According to a new report by the National Retail Federation (NRF), holiday retail sales are expected to increase 2.3 percent this year to $447.1 billion. Last year holiday sales increased 0.4 percent compared to 2008. In 2008, holiday sales declined 3.9 percent compared to 2007. The NRF reports that retailers are expected to focus on inventory control to limit unplanned markdowns. The NRF also expects new channels, such as mobile, to drive sales and provide added service.
According to the National Retail Federation (NRF), as back-to-school sales start, retail industry sales for July (excluding automobiles, gas stations, and restaurants) increased 3.1 percent unadjusted year-over-year. Retail industry sales also declined 0.2 percent seasonally adjusted month-to-month.
July retail sales released by the U.S. Commerce Department show that total retail sales (including non-general merchandise categories such as automobiles, gas stations, and restaurants) increased 0.4 percent seasonally adjusted from June and increased 5.4 percent unadjusted year-over-year.
Back-to-school related categories also saw year-over-year gains, according to the NRF. Clothing and accessories stores were up 4.7 percent over last July, but declined 0.7 percent from June. Electronics and appliance stores increased 8.1 percent year-over-year and declined 0.1 percent from last month. Furniture and home furnishing stores increased 0.4 percent from the same period a year ago and declined 0.3 percent from June.
A survey conducted by NRF, released in July, found that the average family of students in grades K-12 would spend $594.24 on back-to-school this year, an increase of 8.3 percent compared to $548.72 last year.
According to the National Retail Federation (NRF), April retail industry sales (excluding automobiles, gas stations, and restaurants) increased 0.5 percent seasonally adjusted over March and 4.6 percent unadjusted year-over-year. Sales for March and April, the typical months for Easter purchases, increased 5.6 percent unadjusted over last year.
April statistics released by the U.S. Commerce Department show total retail sales (including non-general merchandise categories such as autos, gasoline stations, and restaurants) increased 0.4 percent seasonally adjusted over March and 9.3 percent unadjusted year-over-year.

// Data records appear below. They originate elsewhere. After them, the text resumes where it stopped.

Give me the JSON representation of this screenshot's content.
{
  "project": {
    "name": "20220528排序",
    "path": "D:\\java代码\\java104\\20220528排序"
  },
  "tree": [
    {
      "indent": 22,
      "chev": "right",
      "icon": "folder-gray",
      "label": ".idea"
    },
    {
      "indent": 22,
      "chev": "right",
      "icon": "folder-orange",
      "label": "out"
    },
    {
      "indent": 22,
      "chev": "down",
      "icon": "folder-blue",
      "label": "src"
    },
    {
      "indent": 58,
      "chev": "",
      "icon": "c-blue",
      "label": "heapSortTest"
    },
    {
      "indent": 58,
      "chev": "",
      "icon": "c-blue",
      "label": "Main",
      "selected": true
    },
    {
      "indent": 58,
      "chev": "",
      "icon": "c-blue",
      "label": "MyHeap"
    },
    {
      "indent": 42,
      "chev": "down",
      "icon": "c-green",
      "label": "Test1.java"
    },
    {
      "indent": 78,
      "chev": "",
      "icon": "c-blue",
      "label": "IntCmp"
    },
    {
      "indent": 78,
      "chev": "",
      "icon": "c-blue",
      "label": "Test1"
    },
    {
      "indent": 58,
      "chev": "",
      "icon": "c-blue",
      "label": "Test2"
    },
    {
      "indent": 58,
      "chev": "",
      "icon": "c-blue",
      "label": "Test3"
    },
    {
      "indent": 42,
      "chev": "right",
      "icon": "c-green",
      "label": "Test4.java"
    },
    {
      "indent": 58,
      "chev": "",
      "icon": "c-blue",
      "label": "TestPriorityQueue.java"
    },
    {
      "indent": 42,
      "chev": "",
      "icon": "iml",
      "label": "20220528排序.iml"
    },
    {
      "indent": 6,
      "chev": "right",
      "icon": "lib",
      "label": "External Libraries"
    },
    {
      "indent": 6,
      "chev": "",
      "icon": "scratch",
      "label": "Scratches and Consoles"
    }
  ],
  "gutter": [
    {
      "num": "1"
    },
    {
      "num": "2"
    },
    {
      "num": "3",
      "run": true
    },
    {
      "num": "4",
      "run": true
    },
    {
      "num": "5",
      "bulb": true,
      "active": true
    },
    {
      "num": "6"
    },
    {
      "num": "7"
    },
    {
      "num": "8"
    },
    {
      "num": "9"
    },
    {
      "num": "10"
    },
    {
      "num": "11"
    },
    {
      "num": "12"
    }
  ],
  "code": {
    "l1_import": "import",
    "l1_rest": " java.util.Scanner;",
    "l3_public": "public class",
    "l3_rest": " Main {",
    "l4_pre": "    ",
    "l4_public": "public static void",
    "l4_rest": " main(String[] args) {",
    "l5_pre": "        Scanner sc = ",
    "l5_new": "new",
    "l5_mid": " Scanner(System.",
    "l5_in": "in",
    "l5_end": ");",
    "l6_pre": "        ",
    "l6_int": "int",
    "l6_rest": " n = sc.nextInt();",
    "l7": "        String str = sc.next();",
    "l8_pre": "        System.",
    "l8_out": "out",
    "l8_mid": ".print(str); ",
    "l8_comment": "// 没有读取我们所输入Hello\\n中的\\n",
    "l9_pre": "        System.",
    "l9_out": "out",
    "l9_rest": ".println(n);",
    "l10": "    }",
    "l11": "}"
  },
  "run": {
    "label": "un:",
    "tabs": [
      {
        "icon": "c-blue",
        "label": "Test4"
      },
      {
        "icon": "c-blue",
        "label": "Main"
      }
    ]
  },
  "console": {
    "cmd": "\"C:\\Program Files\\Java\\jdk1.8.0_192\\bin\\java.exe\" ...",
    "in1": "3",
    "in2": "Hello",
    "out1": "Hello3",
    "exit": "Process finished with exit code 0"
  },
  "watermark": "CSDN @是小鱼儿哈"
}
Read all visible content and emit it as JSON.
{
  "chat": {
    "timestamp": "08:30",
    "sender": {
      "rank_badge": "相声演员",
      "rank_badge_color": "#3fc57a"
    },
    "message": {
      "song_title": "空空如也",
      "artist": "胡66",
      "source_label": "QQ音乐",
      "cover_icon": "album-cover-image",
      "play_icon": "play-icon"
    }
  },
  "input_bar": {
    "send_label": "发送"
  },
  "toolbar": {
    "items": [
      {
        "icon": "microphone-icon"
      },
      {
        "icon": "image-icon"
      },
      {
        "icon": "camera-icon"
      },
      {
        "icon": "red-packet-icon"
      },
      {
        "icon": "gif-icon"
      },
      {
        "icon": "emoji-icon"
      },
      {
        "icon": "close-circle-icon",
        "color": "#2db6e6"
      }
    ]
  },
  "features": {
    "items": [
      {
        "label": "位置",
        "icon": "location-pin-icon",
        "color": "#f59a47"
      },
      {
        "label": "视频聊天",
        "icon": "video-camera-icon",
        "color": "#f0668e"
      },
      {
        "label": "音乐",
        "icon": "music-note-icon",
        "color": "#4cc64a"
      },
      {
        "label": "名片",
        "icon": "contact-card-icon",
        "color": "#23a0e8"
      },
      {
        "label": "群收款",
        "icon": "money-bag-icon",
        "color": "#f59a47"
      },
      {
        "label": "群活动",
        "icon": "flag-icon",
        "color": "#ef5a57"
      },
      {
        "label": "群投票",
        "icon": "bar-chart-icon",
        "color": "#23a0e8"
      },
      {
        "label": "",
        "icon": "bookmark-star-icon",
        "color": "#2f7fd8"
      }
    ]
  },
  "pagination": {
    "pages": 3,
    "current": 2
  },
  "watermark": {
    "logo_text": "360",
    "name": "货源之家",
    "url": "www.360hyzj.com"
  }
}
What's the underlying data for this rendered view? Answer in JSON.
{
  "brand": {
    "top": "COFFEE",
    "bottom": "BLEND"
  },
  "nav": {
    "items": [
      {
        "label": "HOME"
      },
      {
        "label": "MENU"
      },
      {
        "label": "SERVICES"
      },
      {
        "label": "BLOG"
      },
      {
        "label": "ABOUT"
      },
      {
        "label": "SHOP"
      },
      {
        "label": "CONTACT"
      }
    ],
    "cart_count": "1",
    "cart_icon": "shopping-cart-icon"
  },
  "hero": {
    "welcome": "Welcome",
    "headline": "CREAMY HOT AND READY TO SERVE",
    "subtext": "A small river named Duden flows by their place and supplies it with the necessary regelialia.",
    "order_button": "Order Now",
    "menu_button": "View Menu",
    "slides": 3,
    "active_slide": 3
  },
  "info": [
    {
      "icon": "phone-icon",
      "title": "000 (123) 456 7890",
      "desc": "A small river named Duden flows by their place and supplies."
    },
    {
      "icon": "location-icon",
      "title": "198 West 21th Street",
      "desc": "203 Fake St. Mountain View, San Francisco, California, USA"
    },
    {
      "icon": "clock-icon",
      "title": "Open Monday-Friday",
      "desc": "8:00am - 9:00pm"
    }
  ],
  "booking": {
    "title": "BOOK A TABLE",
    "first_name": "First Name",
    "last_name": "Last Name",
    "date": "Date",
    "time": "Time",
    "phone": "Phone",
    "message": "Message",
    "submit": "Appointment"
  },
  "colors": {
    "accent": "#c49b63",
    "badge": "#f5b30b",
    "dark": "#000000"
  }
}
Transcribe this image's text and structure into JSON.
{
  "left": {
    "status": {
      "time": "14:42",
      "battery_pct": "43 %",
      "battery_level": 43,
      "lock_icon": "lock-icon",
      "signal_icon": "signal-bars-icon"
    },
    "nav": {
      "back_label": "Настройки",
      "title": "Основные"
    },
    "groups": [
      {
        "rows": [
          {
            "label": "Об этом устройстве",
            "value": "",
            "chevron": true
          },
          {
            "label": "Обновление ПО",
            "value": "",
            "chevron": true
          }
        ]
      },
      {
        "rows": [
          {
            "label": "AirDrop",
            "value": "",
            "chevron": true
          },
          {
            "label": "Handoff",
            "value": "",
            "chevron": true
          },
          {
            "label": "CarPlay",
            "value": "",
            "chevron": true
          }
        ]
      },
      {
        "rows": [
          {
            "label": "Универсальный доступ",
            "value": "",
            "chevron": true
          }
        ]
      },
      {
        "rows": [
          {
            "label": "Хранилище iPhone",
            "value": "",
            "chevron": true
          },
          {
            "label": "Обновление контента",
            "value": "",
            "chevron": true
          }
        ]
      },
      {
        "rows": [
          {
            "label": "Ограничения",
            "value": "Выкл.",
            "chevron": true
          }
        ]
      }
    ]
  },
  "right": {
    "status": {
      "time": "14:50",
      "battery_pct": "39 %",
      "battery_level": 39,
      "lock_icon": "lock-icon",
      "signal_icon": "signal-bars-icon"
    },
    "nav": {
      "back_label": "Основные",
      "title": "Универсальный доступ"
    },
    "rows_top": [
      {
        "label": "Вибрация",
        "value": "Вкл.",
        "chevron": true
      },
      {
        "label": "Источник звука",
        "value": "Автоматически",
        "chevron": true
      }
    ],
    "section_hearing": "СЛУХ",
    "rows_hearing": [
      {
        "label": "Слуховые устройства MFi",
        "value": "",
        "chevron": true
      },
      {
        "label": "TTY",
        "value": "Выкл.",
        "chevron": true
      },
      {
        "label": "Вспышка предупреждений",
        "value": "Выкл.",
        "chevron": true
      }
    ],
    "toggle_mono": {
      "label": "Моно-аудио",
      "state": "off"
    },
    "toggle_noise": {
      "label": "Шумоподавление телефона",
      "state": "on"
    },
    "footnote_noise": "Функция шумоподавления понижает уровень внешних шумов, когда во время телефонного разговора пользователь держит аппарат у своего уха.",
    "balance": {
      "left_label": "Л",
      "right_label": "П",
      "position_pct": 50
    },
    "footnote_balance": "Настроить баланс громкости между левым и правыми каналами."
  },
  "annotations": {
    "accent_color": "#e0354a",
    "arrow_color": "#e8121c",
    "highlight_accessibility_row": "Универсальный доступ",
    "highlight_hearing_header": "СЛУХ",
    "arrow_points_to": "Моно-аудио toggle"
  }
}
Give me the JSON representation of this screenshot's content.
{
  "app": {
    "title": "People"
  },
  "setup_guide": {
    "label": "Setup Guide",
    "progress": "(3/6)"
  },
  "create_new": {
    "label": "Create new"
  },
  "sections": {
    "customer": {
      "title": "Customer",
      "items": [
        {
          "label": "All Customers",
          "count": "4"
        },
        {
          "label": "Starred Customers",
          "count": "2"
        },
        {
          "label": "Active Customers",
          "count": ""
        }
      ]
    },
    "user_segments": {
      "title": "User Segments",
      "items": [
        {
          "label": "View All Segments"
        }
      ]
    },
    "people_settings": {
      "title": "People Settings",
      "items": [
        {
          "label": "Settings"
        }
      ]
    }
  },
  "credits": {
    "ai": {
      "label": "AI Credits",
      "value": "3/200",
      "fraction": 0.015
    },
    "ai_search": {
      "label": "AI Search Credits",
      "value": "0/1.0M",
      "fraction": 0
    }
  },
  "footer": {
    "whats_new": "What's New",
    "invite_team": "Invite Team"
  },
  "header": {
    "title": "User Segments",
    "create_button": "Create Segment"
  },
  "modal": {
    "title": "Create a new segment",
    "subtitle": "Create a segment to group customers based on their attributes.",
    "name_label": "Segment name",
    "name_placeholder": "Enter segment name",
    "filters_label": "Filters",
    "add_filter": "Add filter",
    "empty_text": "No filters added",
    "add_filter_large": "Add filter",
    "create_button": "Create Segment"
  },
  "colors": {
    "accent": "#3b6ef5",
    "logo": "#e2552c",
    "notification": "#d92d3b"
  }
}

According to the latest monthly Global Port Tracker report, released by the National Retail Federation (NRF) and Hackett Associates, import cargo volume at the nation’s major retail container ports is expected to be up 10 percent in May, and double-digit increases are expected moving into the fall.
In March, the latest month for which actual numbers are available, U.S. ports handled 1.07 million Twenty-foot Equivalent Units (TEU), a 7-percent increase compared to February, and a 12-percent increase compared to March 2009. One TEU is one 20-foot cargo container or its equivalent. March was also the fourth month in a row to show a year-over-year improvement.
According to the National Retail Federation (NRF), holiday shoppers plan to spend less on gift cards and recipients can expect cards with lower monetary values. The study by the NRF, part of the 2009 Holiday Consumer Intentions and Actions Survey, reported that holiday shoppers will spend an average of $139.91 per person, compared to $147.33 last year. The average value per card, stated the survey, would be $39.80, compared to $40.54 in 2008.
Holiday shoppers are expected to spend an average of $22.27 dollars less than last year, a 3.2 percent drop, according to the National Retail Federation’s 2009 Holiday Consumer Intentions and Actions Survey. According to the survey, price discounts (43.3 percent) and everyday low prices (12.7 percent) will be the most important factors when decided where to shop. Other factors include selection (21 percent), quality (11.8 percent), convenience (4.9 percent), and customer service (4.4 percent).